In The Supreme Court Has Spoken Do We Move On? published in the Star today, I ponder this question and note the following at the beginning of the column:
Another Kikuyu has yet again been elected president. Many believe he was not elected but rigged in despite what the Supreme Court said.
For its part, how the Supreme Court came to its conclusion that Uhuru was “validly” elected and further that the elections were conducted consistent with the law remains to be seen as we await the Court’s written opinion.
The Court’s written opinion will establish with some degree of finality whether the decision will be respected by all as being factually and legally sound or dismissed by others as good old fashioned denial of justice for the benefit of those who neither facts nor law matter for the sake of preservation of their selfish interests.
For now, the decision must be accepted as the pronouncement of our highest court of the land and the Court given the benefit of doubt that they have rendered a decision based on reasons they have yet to articulate to persuade those who believe or know there was sufficient electoral irregularities proven to nullify the declaration by IEBC that Uhuru won the presidency when he may not have garnered enough votes to meet the constitutional requirement of 50%+1.

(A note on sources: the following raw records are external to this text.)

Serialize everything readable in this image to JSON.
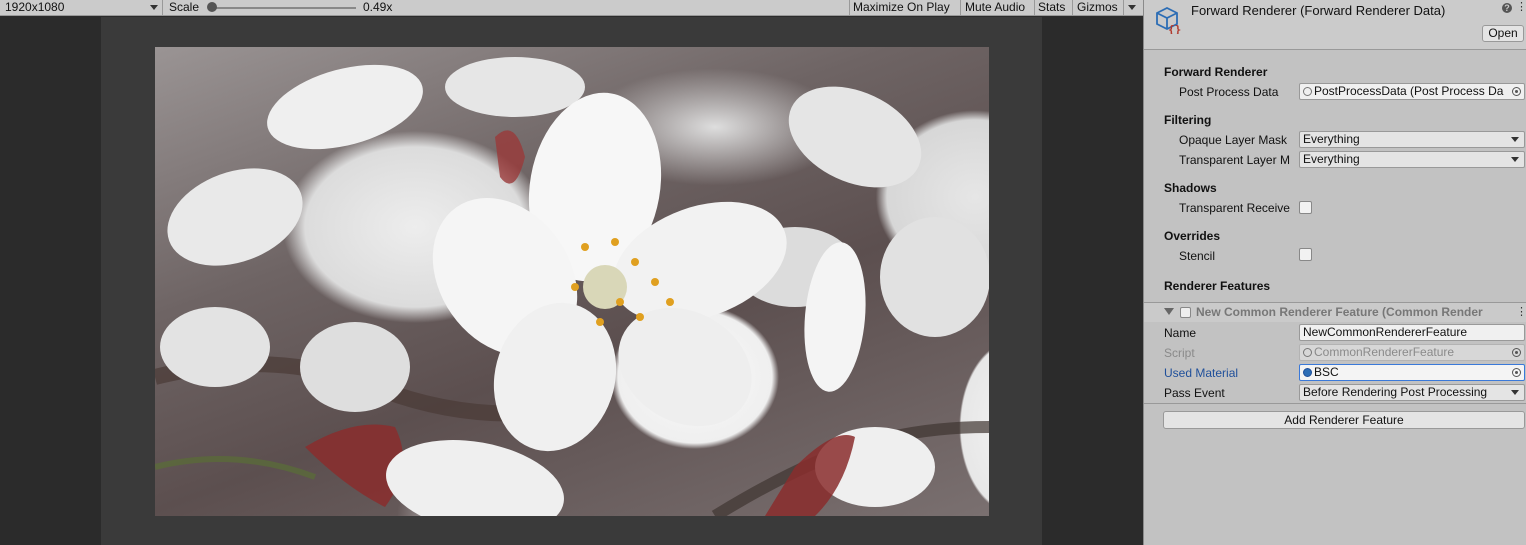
{
  "game_view": {
    "resolution": "1920x1080",
    "scale_label": "Scale",
    "scale_value": "0.49x",
    "scale_level": 0.0,
    "buttons": {
      "maximize": "Maximize On Play",
      "mute": "Mute Audio",
      "stats": "Stats",
      "gizmos": "Gizmos"
    },
    "icons": [
      "resolution-caret-icon",
      "gizmos-caret-icon"
    ],
    "image": "cherry-blossom-photo"
  },
  "inspector": {
    "title": "Forward Renderer (Forward Renderer Data)",
    "help_glyph": "?",
    "menu_glyph": "⋮",
    "open_button": "Open",
    "sections": {
      "forward_renderer": {
        "heading": "Forward Renderer",
        "post_process_label": "Post Process Data",
        "post_process_value": "PostProcessData (Post Process Da"
      },
      "filtering": {
        "heading": "Filtering",
        "opaque_label": "Opaque Layer Mask",
        "opaque_value": "Everything",
        "transparent_label": "Transparent Layer M",
        "transparent_value": "Everything"
      },
      "shadows": {
        "heading": "Shadows",
        "receive_label": "Transparent Receive",
        "receive_checked": false
      },
      "overrides": {
        "heading": "Overrides",
        "stencil_label": "Stencil",
        "stencil_checked": false
      },
      "renderer_features": {
        "heading": "Renderer Features"
      }
    },
    "feature": {
      "title": "New Common Renderer Feature (Common Render",
      "enabled": false,
      "name_label": "Name",
      "name_value": "NewCommonRendererFeature",
      "script_label": "Script",
      "script_value": "CommonRendererFeature",
      "material_label": "Used Material",
      "material_value": "BSC",
      "pass_event_label": "Pass Event",
      "pass_event_value": "Before Rendering Post Processing"
    },
    "add_feature_button": "Add Renderer Feature",
    "colors": {
      "label_highlight": "#1f4f9a",
      "focus_border": "#3a79d9",
      "asset_icon_blue": "#2c6db5",
      "asset_icon_red": "#b03a2e"
    }
  }
}
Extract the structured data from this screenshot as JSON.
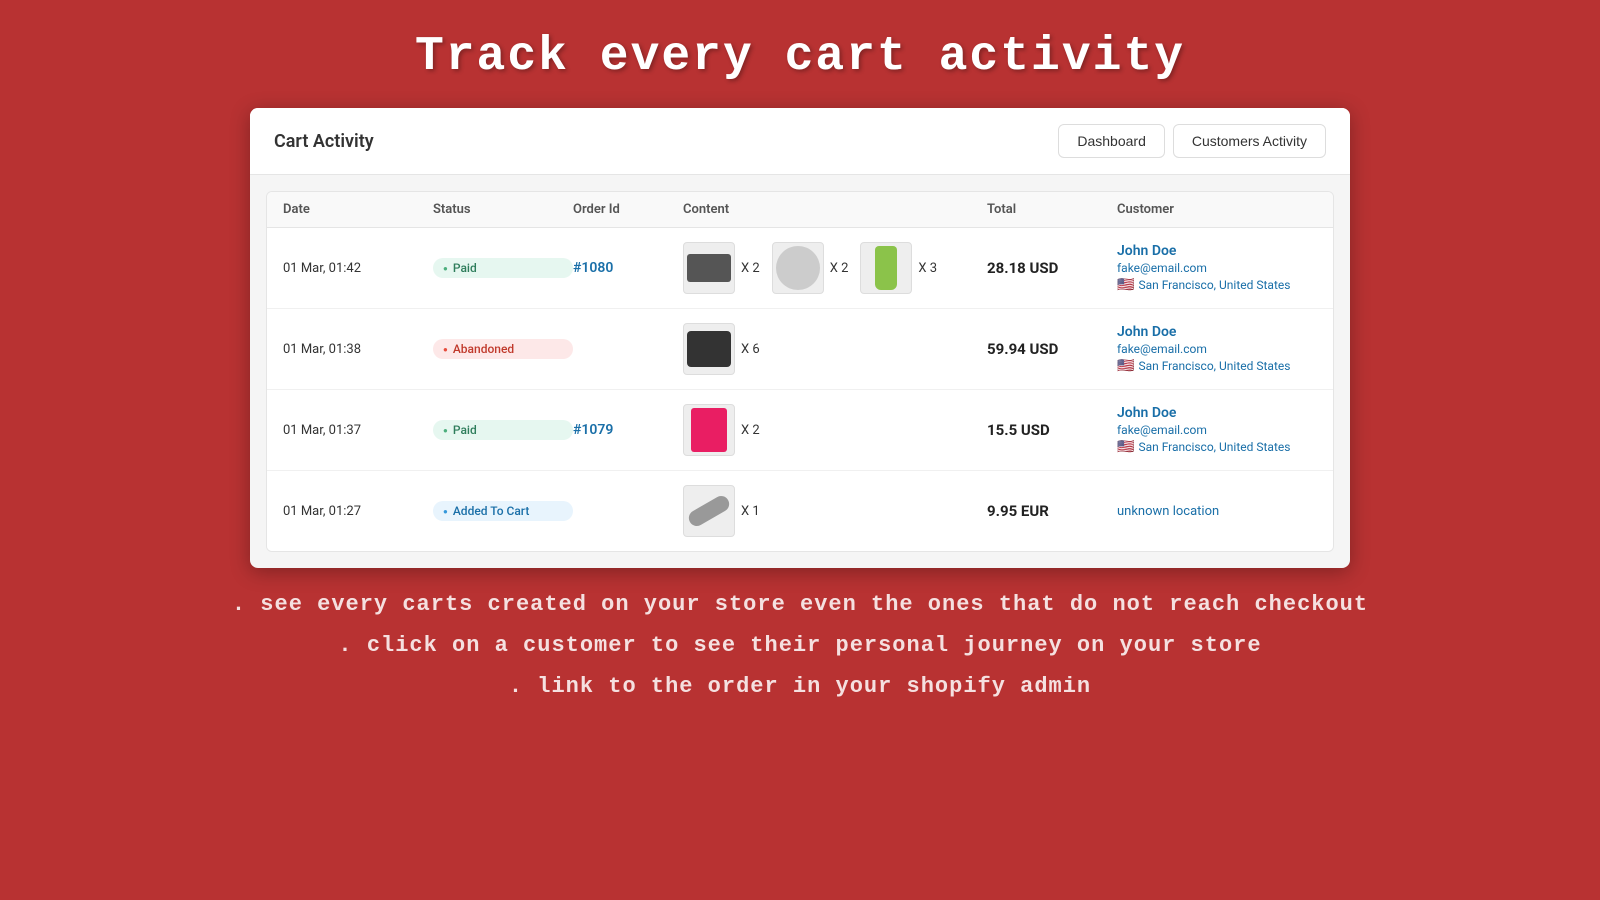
{
  "page": {
    "title": "Track every cart activity",
    "subtitle1": ". see every carts created on your store even the ones that do not reach checkout",
    "subtitle2": ". click on a customer to see their personal journey on your store",
    "subtitle3": ". link to the order in your shopify admin"
  },
  "header": {
    "app_title": "Cart Activity",
    "btn_dashboard": "Dashboard",
    "btn_customers": "Customers Activity"
  },
  "table": {
    "columns": [
      "Date",
      "Status",
      "Order Id",
      "Content",
      "Total",
      "Customer"
    ],
    "rows": [
      {
        "date": "01 Mar, 01:42",
        "status": "Paid",
        "status_type": "paid",
        "order_id": "#1080",
        "products": [
          {
            "icon": "dark-rect",
            "qty": "X 2"
          },
          {
            "icon": "tool",
            "qty": "X 2"
          },
          {
            "icon": "bottle",
            "qty": "X 3"
          }
        ],
        "total": "28.18 USD",
        "customer_name": "John Doe",
        "customer_email": "fake@email.com",
        "customer_location": "San Francisco, United States",
        "has_flag": true
      },
      {
        "date": "01 Mar, 01:38",
        "status": "Abandoned",
        "status_type": "abandoned",
        "order_id": "",
        "products": [
          {
            "icon": "camera",
            "qty": "X 6"
          }
        ],
        "total": "59.94 USD",
        "customer_name": "John Doe",
        "customer_email": "fake@email.com",
        "customer_location": "San Francisco, United States",
        "has_flag": true
      },
      {
        "date": "01 Mar, 01:37",
        "status": "Paid",
        "status_type": "paid",
        "order_id": "#1079",
        "products": [
          {
            "icon": "card",
            "qty": "X 2"
          }
        ],
        "total": "15.5 USD",
        "customer_name": "John Doe",
        "customer_email": "fake@email.com",
        "customer_location": "San Francisco, United States",
        "has_flag": true
      },
      {
        "date": "01 Mar, 01:27",
        "status": "Added To Cart",
        "status_type": "added",
        "order_id": "",
        "products": [
          {
            "icon": "thin-tool",
            "qty": "X 1"
          }
        ],
        "total": "9.95 EUR",
        "customer_name": "",
        "customer_email": "",
        "customer_location": "unknown location",
        "has_flag": false
      }
    ]
  }
}
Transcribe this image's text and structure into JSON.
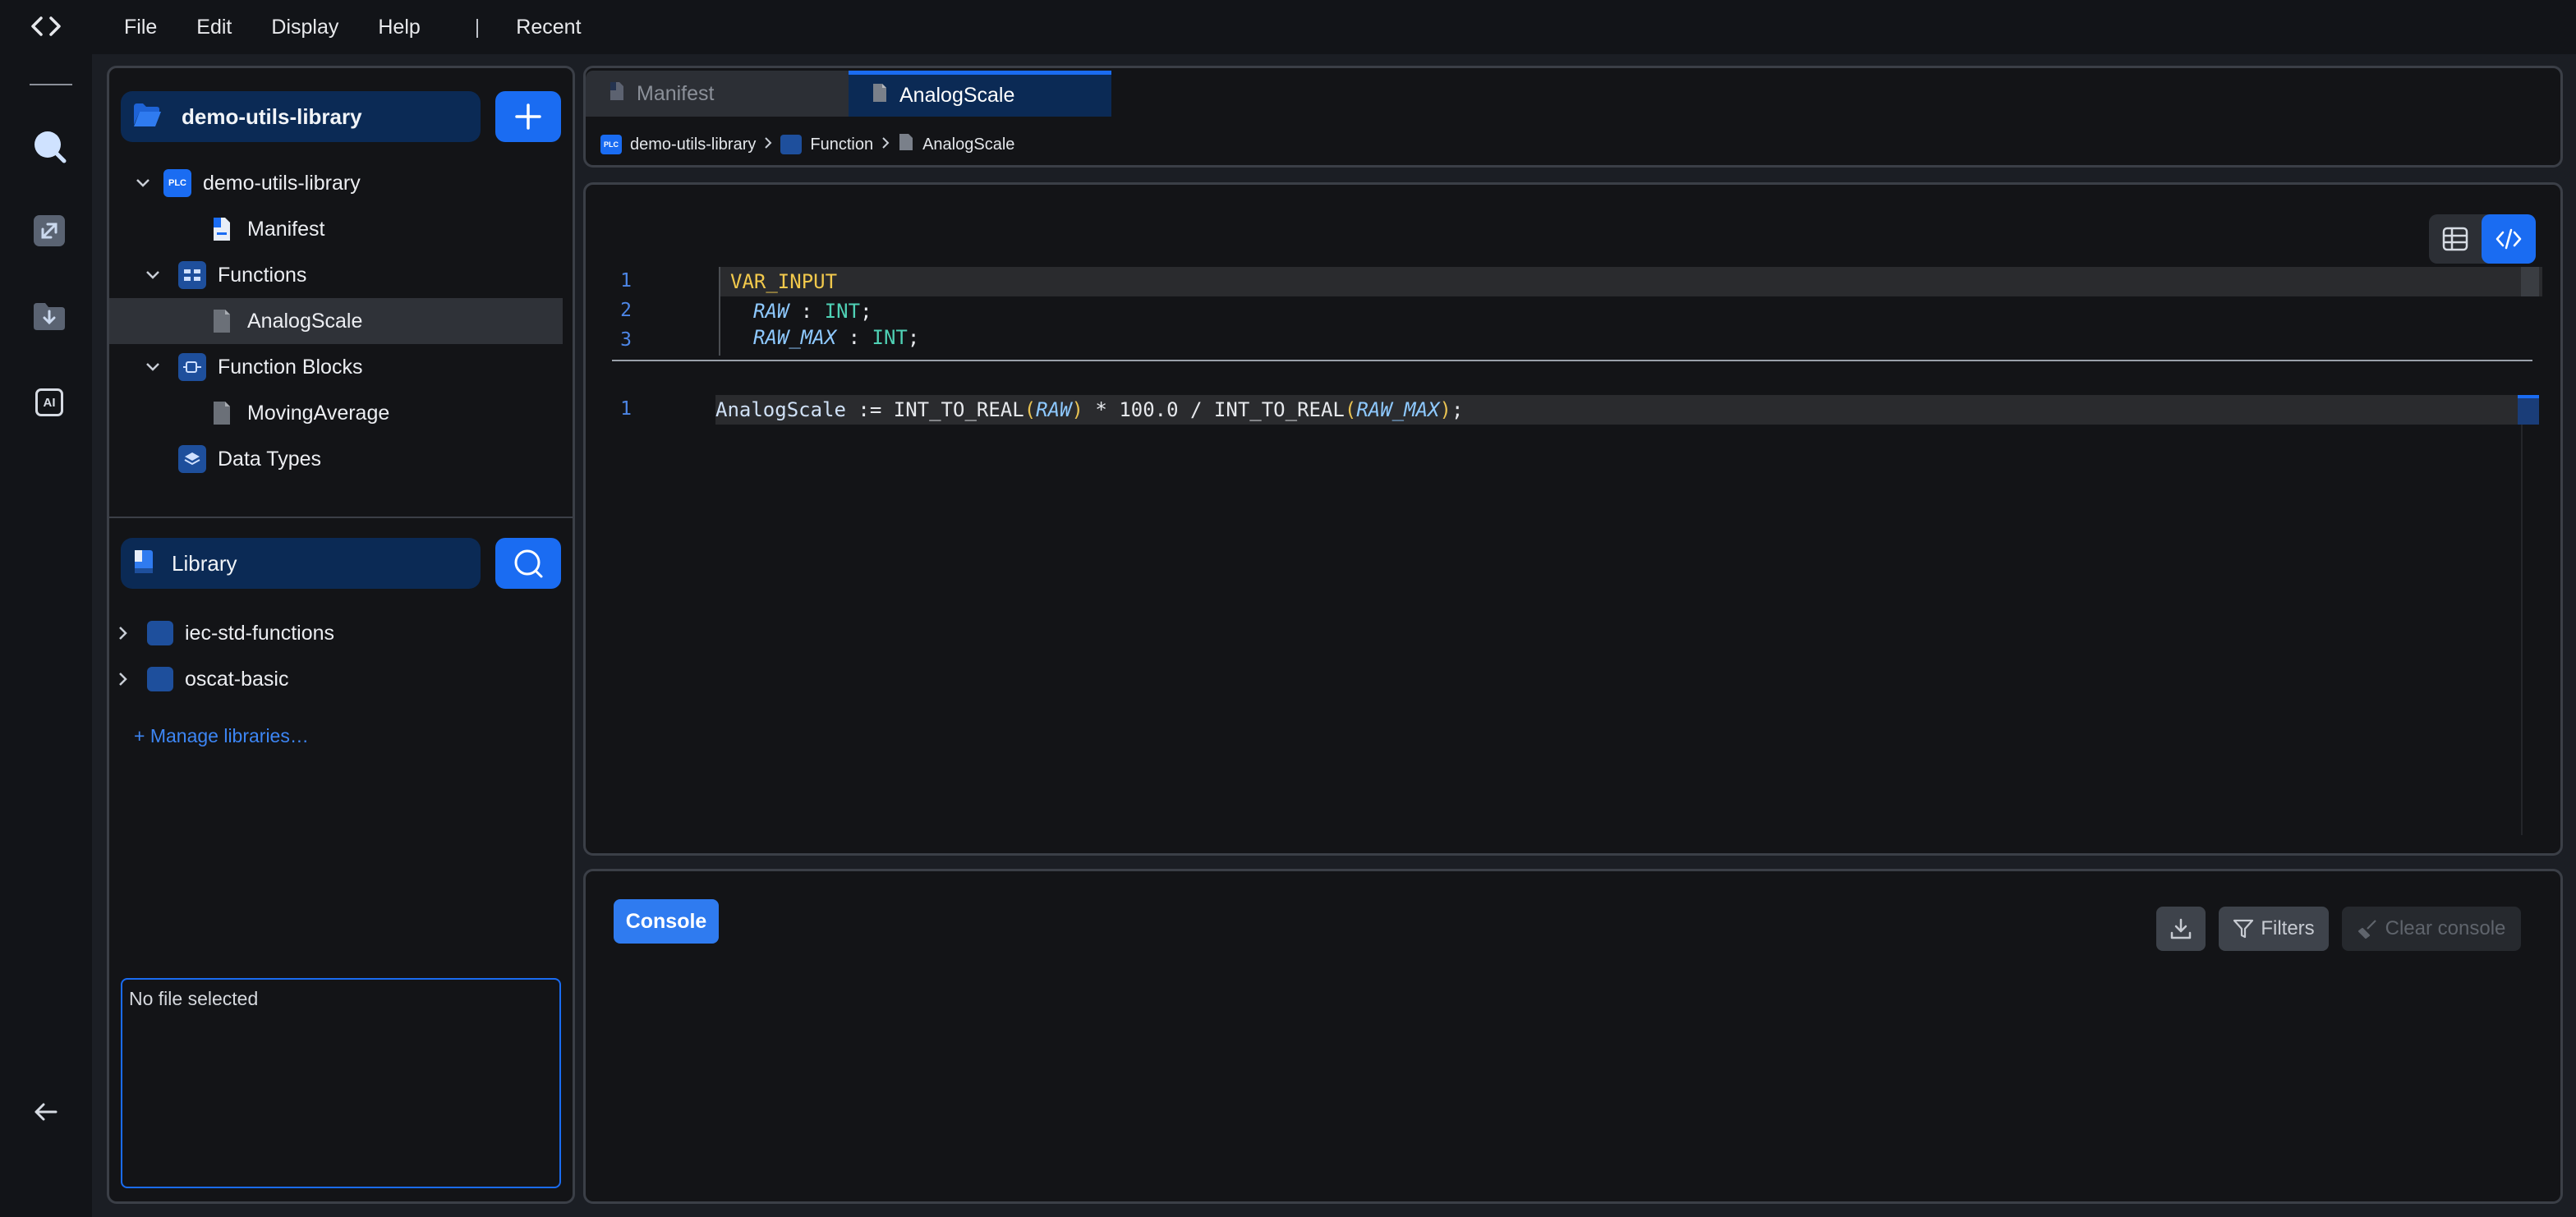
{
  "menu": {
    "file": "File",
    "edit": "Edit",
    "display": "Display",
    "help": "Help",
    "separator": "|",
    "recent": "Recent"
  },
  "project": {
    "name": "demo-utils-library",
    "tree": {
      "root": "demo-utils-library",
      "root_badge": "PLC",
      "manifest": "Manifest",
      "functions": "Functions",
      "function_item": "AnalogScale",
      "function_blocks": "Function Blocks",
      "function_block_item": "MovingAverage",
      "data_types": "Data Types"
    }
  },
  "library": {
    "title": "Library",
    "items": [
      "iec-std-functions",
      "oscat-basic"
    ],
    "manage_link": "+ Manage libraries…"
  },
  "file_info": {
    "placeholder": "No file selected"
  },
  "tabs": [
    {
      "label": "Manifest",
      "active": false
    },
    {
      "label": "AnalogScale",
      "active": true
    }
  ],
  "breadcrumb": {
    "project": "demo-utils-library",
    "category": "Function",
    "file": "AnalogScale",
    "badge": "PLC"
  },
  "editor": {
    "var_block": [
      {
        "num": "1",
        "text": "VAR_INPUT"
      },
      {
        "num": "2",
        "name": "RAW",
        "sep": " : ",
        "type": "INT",
        "end": ";"
      },
      {
        "num": "3",
        "name": "RAW_MAX",
        "sep": " : ",
        "type": "INT",
        "end": ";"
      }
    ],
    "body": {
      "num": "1",
      "lhs": "AnalogScale",
      "assign": " := ",
      "fn1": "INT_TO_REAL",
      "arg1": "RAW",
      "mid": " * 100.0 / ",
      "fn2": "INT_TO_REAL",
      "arg2": "RAW_MAX",
      "end": ";"
    }
  },
  "console": {
    "tab": "Console",
    "filters": "Filters",
    "clear": "Clear console"
  },
  "rail": {
    "ai_label": "AI"
  },
  "colors": {
    "accent": "#1a6cf2",
    "keyword": "#f2c94c",
    "type": "#4fd1b5",
    "variable": "#8ec9ff",
    "paren": "#e8c252"
  }
}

While we await the Court’s written opinion, it’s this writer’s contention and belief that the Court may not have been compromised to render the decision it has as some suggest or believe but may have simply come to the conclusion that Uhuru won more votes than Raila despite the rigging and therefore deserves to be declared president even though he still fell short of meeting the constitutionally mandated 50%+1 requirement.
In other words, the Court simply did away with the 50%+1 requirement as an onerous nuisance and said it’s okay to have a president elected by a less than a majority; after all, how worse could it be: we have had Moi previously elected by a mere 36% when even the most conservative estimates put Uhuru as having garnered close to 49% of the vote.
Read more here.